  5. You may copy one of the badges/images appearing in this post below or above and place it on your site if you wish, most normally use it within their post. I am not saying you need to, but if you would like to do so then go ahead. It is simply my way of saying thank you for participating. I sometimes make custom images for the week, if time and health permits.
  6. The Challenge currently BEGINS at 8 AM EST (New York City time) on Mondays. And a DEADLINE is Noon EST (New York City time) on the Sunday following the Challenge Post release.


The Challenge Words!

Tyrant&Hope

Not sure how to write a Haiku? Click HERE for a quick How to write Haiku Poem in English Form with links to articles for other forms of Haiku.

Much Respect-Much Love

Ronovan


 


 

Enter your email address to follow this blog and receive notifications of new posts by email.

Join 15,957 other followers

@RonovanWrites

 © Copyright-All rights reserved by ronovanwrites.wordpress.com 2016

Posted in Poetry

The Road Not Taken by Robert Frost- A video presentation.

“Most readers consider “The Road Not Taken” to be a paean to triumphant self-assertion (“I took the one less traveled by”), but the literal meaning of the poem’s own lines seems completely at odds with this interpretation.
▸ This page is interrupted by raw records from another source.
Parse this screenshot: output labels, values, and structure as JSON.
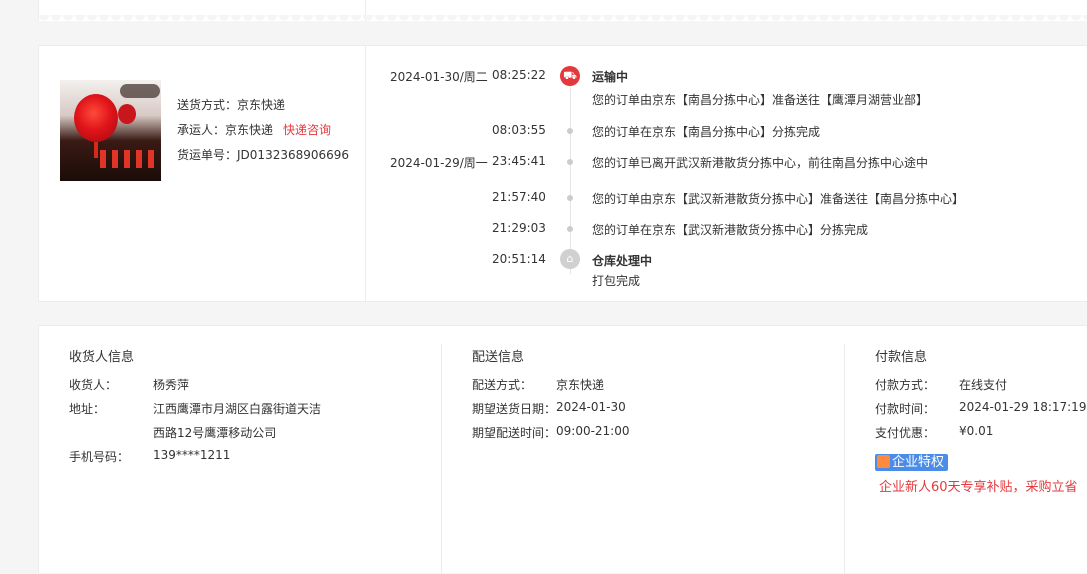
{
  "shipping": {
    "method_label": "送货方式：",
    "method": "京东快递",
    "carrier_label": "承运人：",
    "carrier": "京东快递",
    "consult": "快递咨询",
    "waybill_label": "货运单号：",
    "waybill": "JD0132368906696"
  },
  "timeline": [
    {
      "date": "2024-01-30/周二",
      "time": "08:25:22",
      "status": "运输中",
      "desc": "您的订单由京东【南昌分拣中心】准备送往【鹰潭月湖营业部】"
    },
    {
      "date": "",
      "time": "08:03:55",
      "status": "",
      "desc": "您的订单在京东【南昌分拣中心】分拣完成"
    },
    {
      "date": "2024-01-29/周一",
      "time": "23:45:41",
      "status": "",
      "desc": "您的订单已离开武汉新港散货分拣中心，前往南昌分拣中心途中"
    },
    {
      "date": "",
      "time": "21:57:40",
      "status": "",
      "desc": "您的订单由京东【武汉新港散货分拣中心】准备送往【南昌分拣中心】"
    },
    {
      "date": "",
      "time": "21:29:03",
      "status": "",
      "desc": "您的订单在京东【武汉新港散货分拣中心】分拣完成"
    },
    {
      "date": "",
      "time": "20:51:14",
      "status": "仓库处理中",
      "desc": "打包完成"
    }
  ],
  "receiver": {
    "title": "收货人信息",
    "name_label": "收货人：",
    "name": "杨秀萍",
    "address_label": "地址：",
    "address_line1": "江西鹰潭市月湖区白露街道天洁",
    "address_line2": "西路12号鹰潭移动公司",
    "phone_label": "手机号码：",
    "phone": "139****1211"
  },
  "delivery": {
    "title": "配送信息",
    "method_label": "配送方式：",
    "method": "京东快递",
    "date_label": "期望送货日期：",
    "date": "2024-01-30",
    "time_label": "期望配送时间：",
    "time": "09:00-21:00"
  },
  "payment": {
    "title": "付款信息",
    "method_label": "付款方式：",
    "method": "在线支付",
    "time_label": "付款时间：",
    "time": "2024-01-29 18:17:19",
    "discount_label": "支付优惠：",
    "discount": "¥0.01",
    "badge": "企业特权",
    "promo": "企业新人60天专享补贴，采购立省"
  },
  "colors": {
    "accent": "#e4393c",
    "badge": "#4a8ce8"
  }
}
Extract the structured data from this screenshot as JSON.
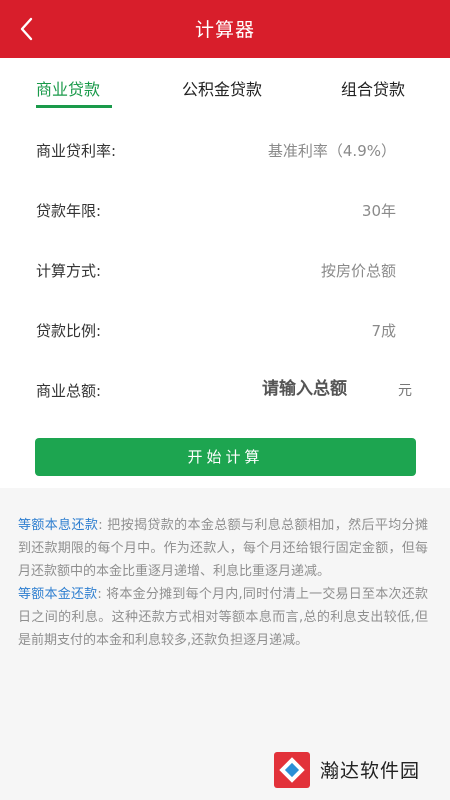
{
  "header": {
    "title": "计算器"
  },
  "tabs": [
    {
      "label": "商业贷款",
      "active": true
    },
    {
      "label": "公积金贷款",
      "active": false
    },
    {
      "label": "组合贷款",
      "active": false
    }
  ],
  "form": {
    "rate": {
      "label": "商业贷利率:",
      "value": "基准利率（4.9%）"
    },
    "term": {
      "label": "贷款年限:",
      "value": "30年"
    },
    "method": {
      "label": "计算方式:",
      "value": "按房价总额"
    },
    "ratio": {
      "label": "贷款比例:",
      "value": "7成"
    },
    "amount": {
      "label": "商业总额:",
      "placeholder": "请输入总额",
      "value": "",
      "unit": "元"
    }
  },
  "button": {
    "label": "开始计算"
  },
  "description": {
    "p1_term": "等额本息还款",
    "p1_text": ": 把按揭贷款的本金总额与利息总额相加，然后平均分摊到还款期限的每个月中。作为还款人，每个月还给银行固定金额，但每月还款额中的本金比重逐月递增、利息比重逐月递减。",
    "p2_term": "等额本金还款",
    "p2_text": ": 将本金分摊到每个月内,同时付清上一交易日至本次还款日之间的利息。这种还款方式相对等额本息而言,总的利息支出较低,但是前期支付的本金和利息较多,还款负担逐月递减。"
  },
  "watermark": {
    "text": "瀚达软件园"
  },
  "colors": {
    "header": "#d81e2b",
    "accent": "#1a9a4a",
    "button": "#1da550",
    "term": "#2f7fd0"
  }
}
The poem’s speaker tells us he “shall be telling,” at some point in the future, of how he took the road less traveled by, yet he has already admitted that the two paths “equally lay / In leaves” and “the passing there / Had worn them really about the same.” So the road he will later call less traveled is actually the road equally traveled. The two roads are interchangeable.

According to this reading, then, the speaker will be claiming “ages and ages hence” that his decision made “all the difference” only because this is the kind of claim we make when we want to comfort or blame ourselves by assuming that our current position is the product of our own choices (as opposed to what was chosen for us or allotted to us by chance). The poem isn’t a salute to can-do individualism; it’s a commentary on the self-deception we practice when constructing the story of our own lives. “The Road Not Taken” may be, as the critic Frank Lentricchia memorably put it, “the best example in all of American poetry of a wolf in sheep’s clothing.” But we could go further: It may be the best example in all of American culture of a wolf in sheep’s clothing.” From the article The Most Misread Poem in America by David Orr in the Paris Review.

Posted in Inspiration & Motivation

Why diversity and inclusion aren’t about race but everyone thinks they are | Michael Bush

A great listen!